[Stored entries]
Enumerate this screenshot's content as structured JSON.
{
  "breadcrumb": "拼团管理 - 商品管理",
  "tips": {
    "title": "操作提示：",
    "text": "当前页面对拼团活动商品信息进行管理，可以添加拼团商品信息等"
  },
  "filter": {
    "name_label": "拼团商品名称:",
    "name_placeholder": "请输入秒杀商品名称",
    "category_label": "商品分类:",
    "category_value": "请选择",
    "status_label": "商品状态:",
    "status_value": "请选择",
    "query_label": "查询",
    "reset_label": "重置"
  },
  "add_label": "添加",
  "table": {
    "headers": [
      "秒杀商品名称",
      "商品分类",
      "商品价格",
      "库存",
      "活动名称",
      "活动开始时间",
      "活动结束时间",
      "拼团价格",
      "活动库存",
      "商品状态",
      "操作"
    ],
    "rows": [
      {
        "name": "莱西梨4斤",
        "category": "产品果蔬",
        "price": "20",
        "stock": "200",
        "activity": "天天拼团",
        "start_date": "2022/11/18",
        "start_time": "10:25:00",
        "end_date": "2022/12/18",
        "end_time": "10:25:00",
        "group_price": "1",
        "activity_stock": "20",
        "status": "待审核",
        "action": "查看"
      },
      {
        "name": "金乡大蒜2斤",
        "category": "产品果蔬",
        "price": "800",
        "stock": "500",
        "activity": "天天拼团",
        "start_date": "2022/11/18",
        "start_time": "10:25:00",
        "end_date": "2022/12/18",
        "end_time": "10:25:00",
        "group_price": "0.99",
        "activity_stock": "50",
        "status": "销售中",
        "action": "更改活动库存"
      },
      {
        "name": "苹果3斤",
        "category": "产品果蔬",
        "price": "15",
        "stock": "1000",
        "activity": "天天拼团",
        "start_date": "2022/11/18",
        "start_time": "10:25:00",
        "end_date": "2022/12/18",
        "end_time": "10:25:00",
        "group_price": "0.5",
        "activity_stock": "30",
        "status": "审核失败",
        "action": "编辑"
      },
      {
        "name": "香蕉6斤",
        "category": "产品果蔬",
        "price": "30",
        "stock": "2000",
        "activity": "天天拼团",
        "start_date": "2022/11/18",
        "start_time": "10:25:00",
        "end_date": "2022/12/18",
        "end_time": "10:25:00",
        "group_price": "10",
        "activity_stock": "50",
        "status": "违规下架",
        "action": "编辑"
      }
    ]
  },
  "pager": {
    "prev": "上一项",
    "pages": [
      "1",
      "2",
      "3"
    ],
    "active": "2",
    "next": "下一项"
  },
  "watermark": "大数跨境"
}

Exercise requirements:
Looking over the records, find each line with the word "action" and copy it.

Response area:
        "action": "查看"
        "action": "更改活动库存"
        "action": "编辑"
        "action": "编辑"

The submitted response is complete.